- WORK TO COMPLETE
Repeat the records. Keep every word and mark exactly as it is.

- INPUT
+===+
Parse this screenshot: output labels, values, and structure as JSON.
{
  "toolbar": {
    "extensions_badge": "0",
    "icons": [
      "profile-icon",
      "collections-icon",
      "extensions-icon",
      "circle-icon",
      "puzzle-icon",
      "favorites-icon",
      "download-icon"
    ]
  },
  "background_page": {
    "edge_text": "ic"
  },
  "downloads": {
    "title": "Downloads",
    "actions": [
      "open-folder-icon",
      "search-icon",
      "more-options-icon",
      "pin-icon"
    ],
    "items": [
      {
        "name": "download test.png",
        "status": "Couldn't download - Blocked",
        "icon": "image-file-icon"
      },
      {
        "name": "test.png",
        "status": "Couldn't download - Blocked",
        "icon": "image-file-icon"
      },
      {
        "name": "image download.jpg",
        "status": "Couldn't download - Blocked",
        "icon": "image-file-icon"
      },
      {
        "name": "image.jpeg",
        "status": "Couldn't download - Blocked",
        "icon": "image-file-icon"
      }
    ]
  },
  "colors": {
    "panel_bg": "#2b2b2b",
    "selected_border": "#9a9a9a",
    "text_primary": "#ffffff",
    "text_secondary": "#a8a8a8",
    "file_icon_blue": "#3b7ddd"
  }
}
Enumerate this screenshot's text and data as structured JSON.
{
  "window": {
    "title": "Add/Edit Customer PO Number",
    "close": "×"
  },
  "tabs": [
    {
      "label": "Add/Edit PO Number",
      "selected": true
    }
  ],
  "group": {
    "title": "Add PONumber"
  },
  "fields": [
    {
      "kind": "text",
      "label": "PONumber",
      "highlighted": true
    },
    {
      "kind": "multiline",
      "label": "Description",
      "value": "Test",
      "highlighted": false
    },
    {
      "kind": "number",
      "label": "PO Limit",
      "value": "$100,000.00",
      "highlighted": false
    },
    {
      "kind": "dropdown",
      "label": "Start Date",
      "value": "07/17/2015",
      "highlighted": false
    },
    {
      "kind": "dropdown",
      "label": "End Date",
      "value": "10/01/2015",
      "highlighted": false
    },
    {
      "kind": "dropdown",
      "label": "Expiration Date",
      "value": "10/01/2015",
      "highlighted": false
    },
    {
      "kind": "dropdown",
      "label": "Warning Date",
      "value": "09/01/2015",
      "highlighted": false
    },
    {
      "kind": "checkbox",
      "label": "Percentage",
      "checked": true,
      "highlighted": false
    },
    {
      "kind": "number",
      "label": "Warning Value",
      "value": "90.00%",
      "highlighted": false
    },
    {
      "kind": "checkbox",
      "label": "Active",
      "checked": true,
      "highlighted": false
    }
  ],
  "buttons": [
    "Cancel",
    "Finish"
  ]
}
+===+
- RESULT OF THE EXERCISE
Parse this screenshot: output labels, values, and structure as JSON.
{
  "toolbar": {
    "extensions_badge": "0",
    "icons": [
      "profile-icon",
      "collections-icon",
      "extensions-icon",
      "circle-icon",
      "puzzle-icon",
      "favorites-icon",
      "download-icon"
    ]
  },
  "background_page": {
    "edge_text": "ic"
  },
  "downloads": {
    "title": "Downloads",
    "actions": [
      "open-folder-icon",
      "search-icon",
      "more-options-icon",
      "pin-icon"
    ],
    "items": [
      {
        "name": "download test.png",
        "status": "Couldn't download - Blocked",
        "icon": "image-file-icon"
      },
      {
        "name": "test.png",
        "status": "Couldn't download - Blocked",
        "icon": "image-file-icon"
      },
      {
        "name": "image download.jpg",
        "status": "Couldn't download - Blocked",
        "icon": "image-file-icon"
      },
      {
        "name": "image.jpeg",
        "status": "Couldn't download - Blocked",
        "icon": "image-file-icon"
      }
    ]
  },
  "colors": {
    "panel_bg": "#2b2b2b",
    "selected_border": "#9a9a9a",
    "text_primary": "#ffffff",
    "text_secondary": "#a8a8a8",
    "file_icon_blue": "#3b7ddd"
  }
}
Enumerate this screenshot's text and data as structured JSON.
{
  "window": {
    "title": "Add/Edit Customer PO Number",
    "close": "×"
  },
  "tabs": [
    {
      "label": "Add/Edit PO Number",
      "selected": true
    }
  ],
  "group": {
    "title": "Add PONumber"
  },
  "fields": [
    {
      "kind": "text",
      "label": "PONumber",
      "highlighted": true
    },
    {
      "kind": "multiline",
      "label": "Description",
      "value": "Test",
      "highlighted": false
    },
    {
      "kind": "number",
      "label": "PO Limit",
      "value": "$100,000.00",
      "highlighted": false
    },
    {
      "kind": "dropdown",
      "label": "Start Date",
      "value": "07/17/2015",
      "highlighted": false
    },
    {
      "kind": "dropdown",
      "label": "End Date",
      "value": "10/01/2015",
      "highlighted": false
    },
    {
      "kind": "dropdown",
      "label": "Expiration Date",
      "value": "10/01/2015",
      "highlighted": false
    },
    {
      "kind": "dropdown",
      "label": "Warning Date",
      "value": "09/01/2015",
      "highlighted": false
    },
    {
      "kind": "checkbox",
      "label": "Percentage",
      "checked": true,
      "highlighted": false
    },
    {
      "kind": "number",
      "label": "Warning Value",
      "value": "90.00%",
      "highlighted": false
    },
    {
      "kind": "checkbox",
      "label": "Active",
      "checked": true,
      "highlighted": false
    }
  ],
  "buttons": [
    "Cancel",
    "Finish"
  ]
}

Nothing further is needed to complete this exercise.